Instructions to follow: Check every line of the data and copy the ones where "keys" appears.

Record extracts:

:::

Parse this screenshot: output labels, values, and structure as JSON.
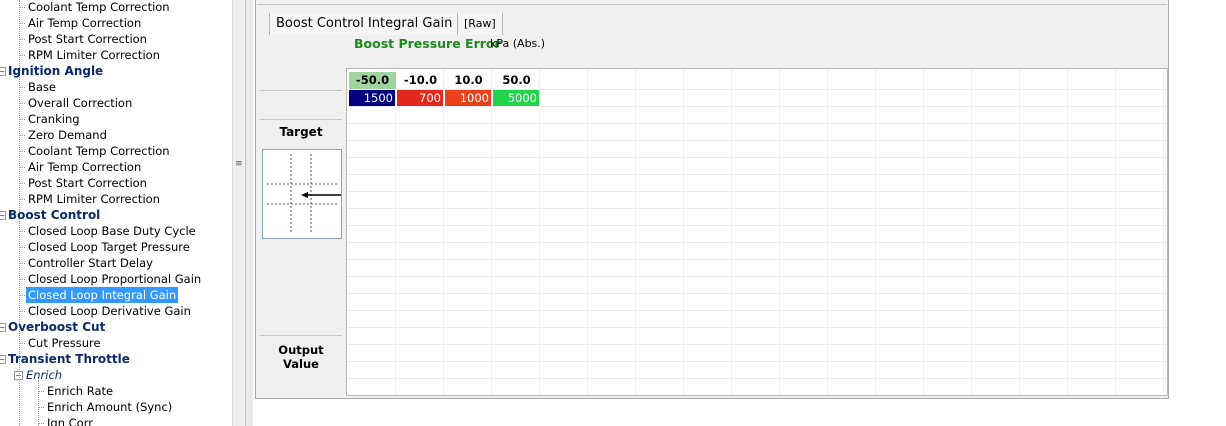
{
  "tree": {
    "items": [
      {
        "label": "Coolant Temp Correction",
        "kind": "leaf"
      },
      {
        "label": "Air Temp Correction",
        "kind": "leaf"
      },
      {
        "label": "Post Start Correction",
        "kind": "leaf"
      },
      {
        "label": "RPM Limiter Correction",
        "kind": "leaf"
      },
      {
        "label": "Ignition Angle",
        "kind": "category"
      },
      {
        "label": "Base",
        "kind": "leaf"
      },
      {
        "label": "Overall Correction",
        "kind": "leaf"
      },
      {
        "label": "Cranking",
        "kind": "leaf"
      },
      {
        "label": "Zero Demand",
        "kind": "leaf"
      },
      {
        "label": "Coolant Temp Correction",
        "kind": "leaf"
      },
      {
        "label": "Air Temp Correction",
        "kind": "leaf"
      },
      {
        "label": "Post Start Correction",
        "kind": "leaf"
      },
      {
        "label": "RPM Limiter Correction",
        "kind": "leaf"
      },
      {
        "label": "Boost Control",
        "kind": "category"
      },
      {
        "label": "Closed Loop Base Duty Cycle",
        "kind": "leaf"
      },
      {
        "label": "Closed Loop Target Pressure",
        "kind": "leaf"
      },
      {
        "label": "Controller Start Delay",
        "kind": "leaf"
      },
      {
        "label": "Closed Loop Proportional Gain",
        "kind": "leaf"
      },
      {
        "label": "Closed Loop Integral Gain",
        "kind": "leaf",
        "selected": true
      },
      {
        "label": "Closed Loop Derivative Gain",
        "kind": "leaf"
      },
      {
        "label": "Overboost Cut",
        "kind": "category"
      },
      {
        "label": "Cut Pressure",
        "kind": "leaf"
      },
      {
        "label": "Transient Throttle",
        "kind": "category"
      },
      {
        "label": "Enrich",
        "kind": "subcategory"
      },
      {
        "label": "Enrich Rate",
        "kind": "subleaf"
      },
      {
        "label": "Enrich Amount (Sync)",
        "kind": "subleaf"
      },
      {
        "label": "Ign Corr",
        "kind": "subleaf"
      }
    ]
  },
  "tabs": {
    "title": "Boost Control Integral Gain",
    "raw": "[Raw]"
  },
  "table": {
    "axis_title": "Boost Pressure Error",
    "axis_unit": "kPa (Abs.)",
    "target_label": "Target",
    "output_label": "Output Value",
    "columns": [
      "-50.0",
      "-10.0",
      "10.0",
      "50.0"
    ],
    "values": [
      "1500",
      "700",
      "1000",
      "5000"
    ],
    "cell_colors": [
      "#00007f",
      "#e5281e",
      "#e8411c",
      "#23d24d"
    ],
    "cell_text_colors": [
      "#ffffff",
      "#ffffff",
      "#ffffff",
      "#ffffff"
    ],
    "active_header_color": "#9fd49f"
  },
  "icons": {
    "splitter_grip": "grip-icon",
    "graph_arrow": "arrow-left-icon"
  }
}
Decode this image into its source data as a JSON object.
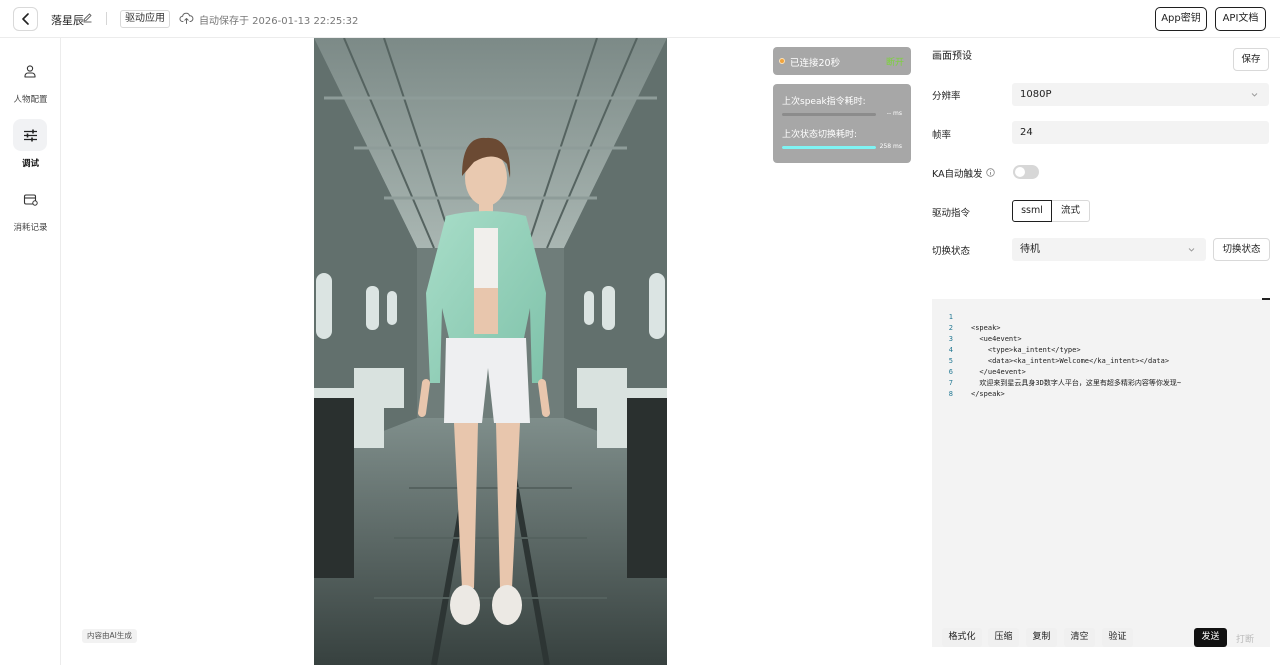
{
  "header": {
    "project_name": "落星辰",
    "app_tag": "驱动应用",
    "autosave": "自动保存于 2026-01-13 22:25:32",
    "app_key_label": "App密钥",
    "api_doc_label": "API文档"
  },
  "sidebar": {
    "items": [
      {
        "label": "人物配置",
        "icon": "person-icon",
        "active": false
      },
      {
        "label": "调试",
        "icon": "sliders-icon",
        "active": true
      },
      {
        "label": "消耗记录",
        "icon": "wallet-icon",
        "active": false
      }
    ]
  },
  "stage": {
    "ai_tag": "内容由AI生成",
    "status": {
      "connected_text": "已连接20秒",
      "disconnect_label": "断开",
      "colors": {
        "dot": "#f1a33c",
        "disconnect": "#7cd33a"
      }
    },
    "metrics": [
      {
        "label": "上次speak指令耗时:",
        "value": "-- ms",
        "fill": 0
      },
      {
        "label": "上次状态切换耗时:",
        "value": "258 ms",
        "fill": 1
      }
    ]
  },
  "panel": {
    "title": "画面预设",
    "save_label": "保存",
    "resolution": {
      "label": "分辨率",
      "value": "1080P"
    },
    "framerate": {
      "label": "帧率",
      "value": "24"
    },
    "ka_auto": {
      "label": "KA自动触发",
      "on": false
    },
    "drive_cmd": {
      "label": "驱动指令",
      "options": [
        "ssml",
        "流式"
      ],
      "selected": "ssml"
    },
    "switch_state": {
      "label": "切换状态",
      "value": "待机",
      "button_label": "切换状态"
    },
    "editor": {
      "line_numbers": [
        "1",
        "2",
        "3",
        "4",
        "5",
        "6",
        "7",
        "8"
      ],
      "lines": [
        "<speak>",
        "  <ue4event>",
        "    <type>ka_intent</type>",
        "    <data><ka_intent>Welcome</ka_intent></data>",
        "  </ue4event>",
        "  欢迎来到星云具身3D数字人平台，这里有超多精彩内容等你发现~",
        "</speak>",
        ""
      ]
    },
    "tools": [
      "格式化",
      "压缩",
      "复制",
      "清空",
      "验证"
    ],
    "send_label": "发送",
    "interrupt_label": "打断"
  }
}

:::

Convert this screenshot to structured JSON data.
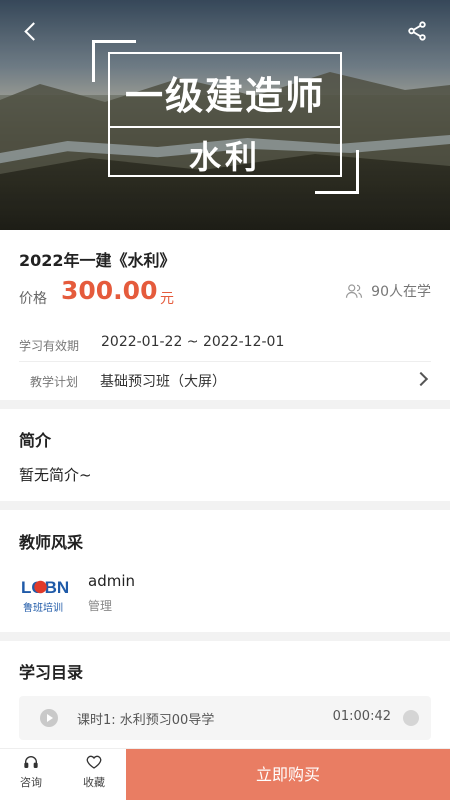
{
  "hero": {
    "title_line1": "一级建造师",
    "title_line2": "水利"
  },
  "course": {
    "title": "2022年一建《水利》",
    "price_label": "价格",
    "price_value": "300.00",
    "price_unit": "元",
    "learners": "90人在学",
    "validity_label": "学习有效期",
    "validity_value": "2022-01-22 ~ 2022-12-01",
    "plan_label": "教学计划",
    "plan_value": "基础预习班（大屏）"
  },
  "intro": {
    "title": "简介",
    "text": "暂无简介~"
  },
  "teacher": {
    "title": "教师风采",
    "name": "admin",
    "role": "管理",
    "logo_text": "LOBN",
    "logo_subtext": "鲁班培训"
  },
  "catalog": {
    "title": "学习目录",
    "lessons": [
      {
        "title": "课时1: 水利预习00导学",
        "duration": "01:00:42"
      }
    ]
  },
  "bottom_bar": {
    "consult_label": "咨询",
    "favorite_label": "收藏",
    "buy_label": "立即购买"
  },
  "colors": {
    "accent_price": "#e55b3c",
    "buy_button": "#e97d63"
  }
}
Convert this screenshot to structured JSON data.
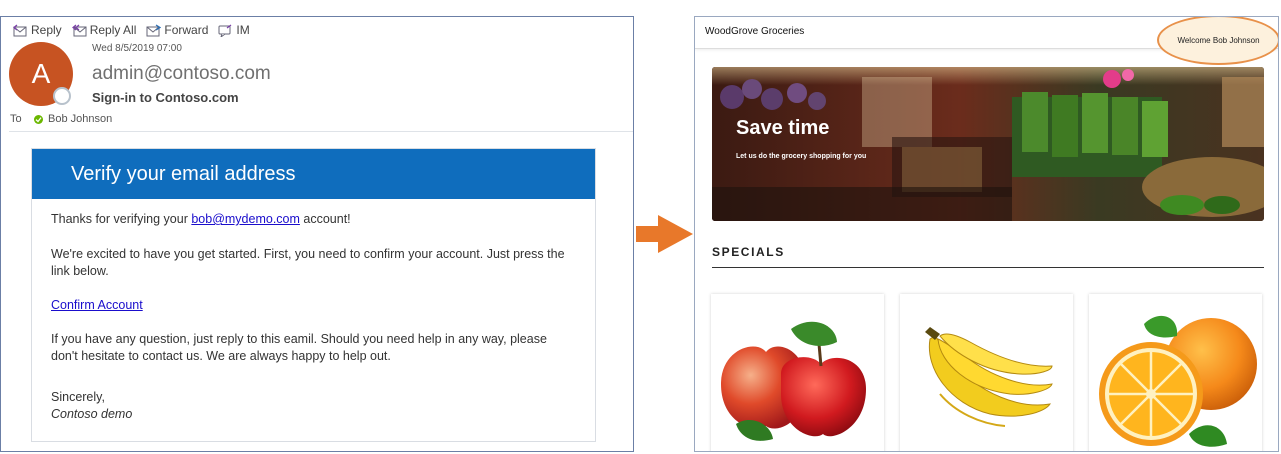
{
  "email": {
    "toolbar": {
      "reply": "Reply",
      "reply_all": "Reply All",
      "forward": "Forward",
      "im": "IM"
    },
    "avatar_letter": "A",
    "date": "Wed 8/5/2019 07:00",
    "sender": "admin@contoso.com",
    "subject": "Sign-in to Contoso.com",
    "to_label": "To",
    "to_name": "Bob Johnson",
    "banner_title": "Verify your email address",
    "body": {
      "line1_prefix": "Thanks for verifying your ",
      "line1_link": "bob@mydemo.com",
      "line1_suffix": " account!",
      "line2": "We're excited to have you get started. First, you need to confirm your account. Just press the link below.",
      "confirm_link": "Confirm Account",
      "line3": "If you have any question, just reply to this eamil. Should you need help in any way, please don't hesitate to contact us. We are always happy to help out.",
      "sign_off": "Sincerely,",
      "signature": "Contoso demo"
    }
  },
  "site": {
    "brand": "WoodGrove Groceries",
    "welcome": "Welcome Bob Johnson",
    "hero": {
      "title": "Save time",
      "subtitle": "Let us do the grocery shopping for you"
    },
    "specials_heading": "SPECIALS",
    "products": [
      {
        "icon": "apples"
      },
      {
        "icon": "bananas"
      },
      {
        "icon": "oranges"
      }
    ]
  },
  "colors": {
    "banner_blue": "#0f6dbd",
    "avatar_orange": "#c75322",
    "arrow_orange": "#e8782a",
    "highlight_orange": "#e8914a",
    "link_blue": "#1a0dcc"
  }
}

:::

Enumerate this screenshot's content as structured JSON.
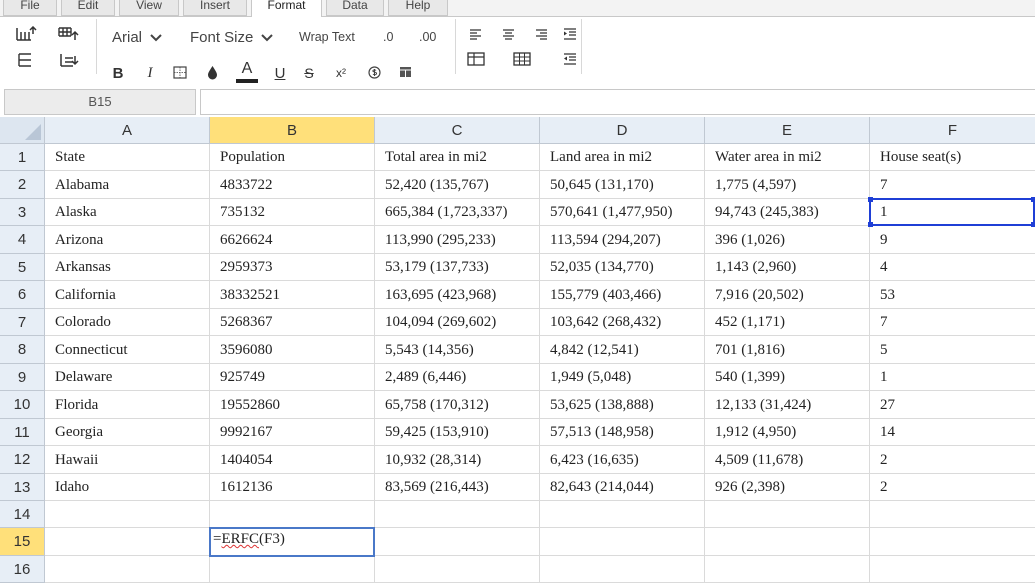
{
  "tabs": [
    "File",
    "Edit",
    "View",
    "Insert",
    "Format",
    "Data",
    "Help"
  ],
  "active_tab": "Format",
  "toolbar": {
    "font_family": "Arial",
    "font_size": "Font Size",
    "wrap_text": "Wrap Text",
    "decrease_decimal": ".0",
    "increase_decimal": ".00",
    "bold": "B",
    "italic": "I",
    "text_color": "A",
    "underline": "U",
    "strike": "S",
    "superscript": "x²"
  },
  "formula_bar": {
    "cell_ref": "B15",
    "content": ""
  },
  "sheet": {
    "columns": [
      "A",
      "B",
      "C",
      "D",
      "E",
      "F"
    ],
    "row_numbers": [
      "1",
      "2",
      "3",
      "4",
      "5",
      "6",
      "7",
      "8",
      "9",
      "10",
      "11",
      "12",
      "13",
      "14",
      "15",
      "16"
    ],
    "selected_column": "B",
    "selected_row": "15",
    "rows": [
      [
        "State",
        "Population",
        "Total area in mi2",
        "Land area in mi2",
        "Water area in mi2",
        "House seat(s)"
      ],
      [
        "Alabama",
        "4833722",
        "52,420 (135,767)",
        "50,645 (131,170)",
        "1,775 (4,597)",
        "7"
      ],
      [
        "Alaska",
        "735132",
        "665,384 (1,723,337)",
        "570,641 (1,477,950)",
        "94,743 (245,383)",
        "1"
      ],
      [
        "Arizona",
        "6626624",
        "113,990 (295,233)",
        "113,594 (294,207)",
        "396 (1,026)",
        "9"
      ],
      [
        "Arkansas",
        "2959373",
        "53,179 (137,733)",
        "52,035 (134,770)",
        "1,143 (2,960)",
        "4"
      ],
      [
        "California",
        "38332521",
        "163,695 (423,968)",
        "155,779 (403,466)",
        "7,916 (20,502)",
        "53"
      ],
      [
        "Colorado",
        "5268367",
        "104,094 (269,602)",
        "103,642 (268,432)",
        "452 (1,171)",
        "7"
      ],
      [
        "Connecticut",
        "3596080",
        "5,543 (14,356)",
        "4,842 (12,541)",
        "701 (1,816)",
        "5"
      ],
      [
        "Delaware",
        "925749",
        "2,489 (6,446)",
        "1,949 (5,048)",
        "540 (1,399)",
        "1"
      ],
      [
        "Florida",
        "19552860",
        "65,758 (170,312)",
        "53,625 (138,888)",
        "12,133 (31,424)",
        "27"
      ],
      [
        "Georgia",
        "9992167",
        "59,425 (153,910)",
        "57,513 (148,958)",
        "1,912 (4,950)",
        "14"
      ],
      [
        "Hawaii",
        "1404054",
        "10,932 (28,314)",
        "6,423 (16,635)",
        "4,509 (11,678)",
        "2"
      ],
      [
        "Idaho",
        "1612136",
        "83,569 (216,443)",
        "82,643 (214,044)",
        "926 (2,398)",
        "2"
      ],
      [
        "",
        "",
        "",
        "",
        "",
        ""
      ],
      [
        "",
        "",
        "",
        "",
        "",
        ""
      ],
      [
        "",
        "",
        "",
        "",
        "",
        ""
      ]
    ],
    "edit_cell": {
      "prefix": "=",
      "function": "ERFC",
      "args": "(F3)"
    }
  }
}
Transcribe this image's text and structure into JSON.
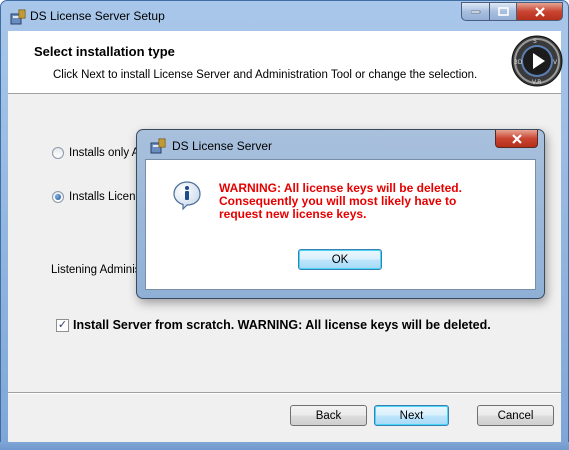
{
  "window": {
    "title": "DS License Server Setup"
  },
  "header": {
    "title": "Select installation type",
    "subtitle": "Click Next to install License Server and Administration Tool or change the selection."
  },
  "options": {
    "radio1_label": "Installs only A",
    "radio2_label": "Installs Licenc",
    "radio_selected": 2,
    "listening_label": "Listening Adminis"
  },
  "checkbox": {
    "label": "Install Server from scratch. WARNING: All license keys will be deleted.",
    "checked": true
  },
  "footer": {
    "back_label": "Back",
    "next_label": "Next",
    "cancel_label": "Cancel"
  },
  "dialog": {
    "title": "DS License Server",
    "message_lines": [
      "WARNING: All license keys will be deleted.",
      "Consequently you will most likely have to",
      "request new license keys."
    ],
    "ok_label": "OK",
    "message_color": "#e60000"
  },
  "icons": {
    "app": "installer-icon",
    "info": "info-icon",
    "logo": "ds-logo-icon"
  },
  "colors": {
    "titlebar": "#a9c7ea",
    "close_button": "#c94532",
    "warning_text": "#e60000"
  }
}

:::

Written solution:
    "label": "Install Server from scratch. WARNING: All license keys will be deleted.",
      "WARNING: All license keys will be deleted.",
      "request new license keys."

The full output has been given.